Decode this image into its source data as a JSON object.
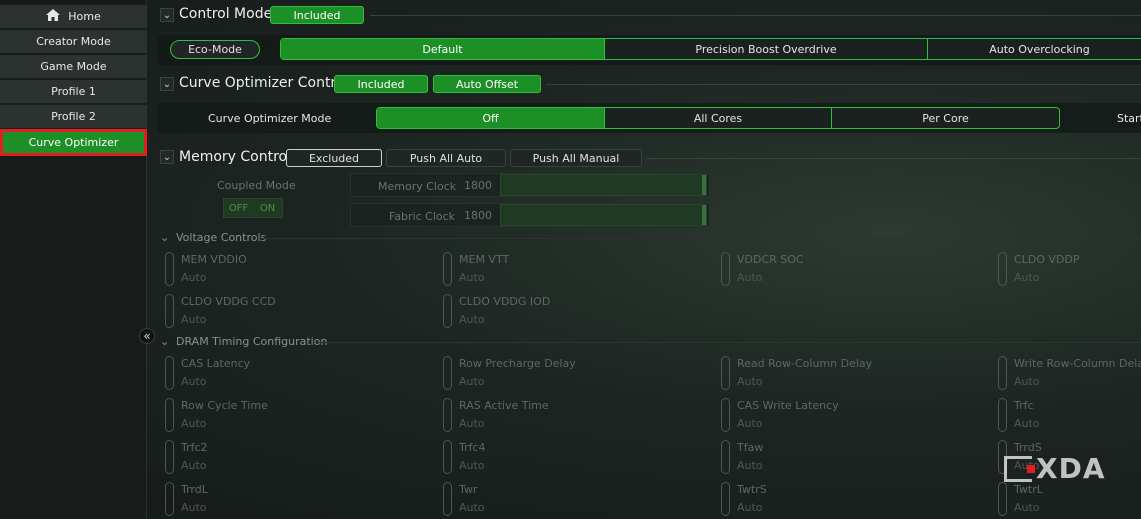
{
  "sidebar": {
    "items": [
      {
        "label": "Home",
        "icon": "home-icon"
      },
      {
        "label": "Creator Mode"
      },
      {
        "label": "Game Mode"
      },
      {
        "label": "Profile 1"
      },
      {
        "label": "Profile 2"
      },
      {
        "label": "Curve Optimizer",
        "active": true
      }
    ],
    "collapse_glyph": "«"
  },
  "control_mode": {
    "title": "Control Mode",
    "badge": "Included",
    "eco": "Eco-Mode",
    "options": [
      "Default",
      "Precision Boost Overdrive",
      "Auto Overclocking"
    ],
    "selected": "Default"
  },
  "curve_optimizer": {
    "title": "Curve Optimizer Control",
    "badge1": "Included",
    "badge2": "Auto Offset",
    "mode_label": "Curve Optimizer Mode",
    "options": [
      "Off",
      "All Cores",
      "Per Core"
    ],
    "selected": "Off",
    "trailing": "Start"
  },
  "memory": {
    "title": "Memory Control",
    "tabs": [
      "Excluded",
      "Push All Auto",
      "Push All Manual"
    ],
    "coupled_label": "Coupled Mode",
    "off": "OFF",
    "on": "ON",
    "memory_clock_label": "Memory Clock",
    "memory_clock": "1800",
    "fabric_clock_label": "Fabric Clock",
    "fabric_clock": "1800"
  },
  "voltage": {
    "title": "Voltage Controls",
    "items": [
      {
        "name": "MEM VDDIO",
        "value": "Auto"
      },
      {
        "name": "MEM VTT",
        "value": "Auto"
      },
      {
        "name": "VDDCR SOC",
        "value": "Auto"
      },
      {
        "name": "CLDO VDDP",
        "value": "Auto"
      },
      {
        "name": "CLDO VDDG CCD",
        "value": "Auto"
      },
      {
        "name": "CLDO VDDG IOD",
        "value": "Auto"
      }
    ]
  },
  "dram": {
    "title": "DRAM Timing Configuration",
    "items": [
      {
        "name": "CAS Latency",
        "value": "Auto"
      },
      {
        "name": "Row Precharge Delay",
        "value": "Auto"
      },
      {
        "name": "Read Row-Column Delay",
        "value": "Auto"
      },
      {
        "name": "Write Row-Column Delay",
        "value": "Auto"
      },
      {
        "name": "Row Cycle Time",
        "value": "Auto"
      },
      {
        "name": "RAS Active Time",
        "value": "Auto"
      },
      {
        "name": "CAS Write Latency",
        "value": "Auto"
      },
      {
        "name": "Trfc",
        "value": "Auto"
      },
      {
        "name": "Trfc2",
        "value": "Auto"
      },
      {
        "name": "Trfc4",
        "value": "Auto"
      },
      {
        "name": "Tfaw",
        "value": "Auto"
      },
      {
        "name": "TrrdS",
        "value": "Auto"
      },
      {
        "name": "TrrdL",
        "value": "Auto"
      },
      {
        "name": "Twr",
        "value": "Auto"
      },
      {
        "name": "TwtrS",
        "value": "Auto"
      },
      {
        "name": "TwtrL",
        "value": "Auto"
      }
    ]
  },
  "watermark": "XDA",
  "colors": {
    "accent": "#1d8f27",
    "accent_border": "#2fbf3a",
    "highlight": "#e02020"
  }
}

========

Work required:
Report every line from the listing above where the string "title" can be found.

Answer section:
    "title": "Control Mode",
    "title": "Curve Optimizer Control",
    "title": "Memory Control",
    "title": "Voltage Controls",
    "title": "DRAM Timing Configuration",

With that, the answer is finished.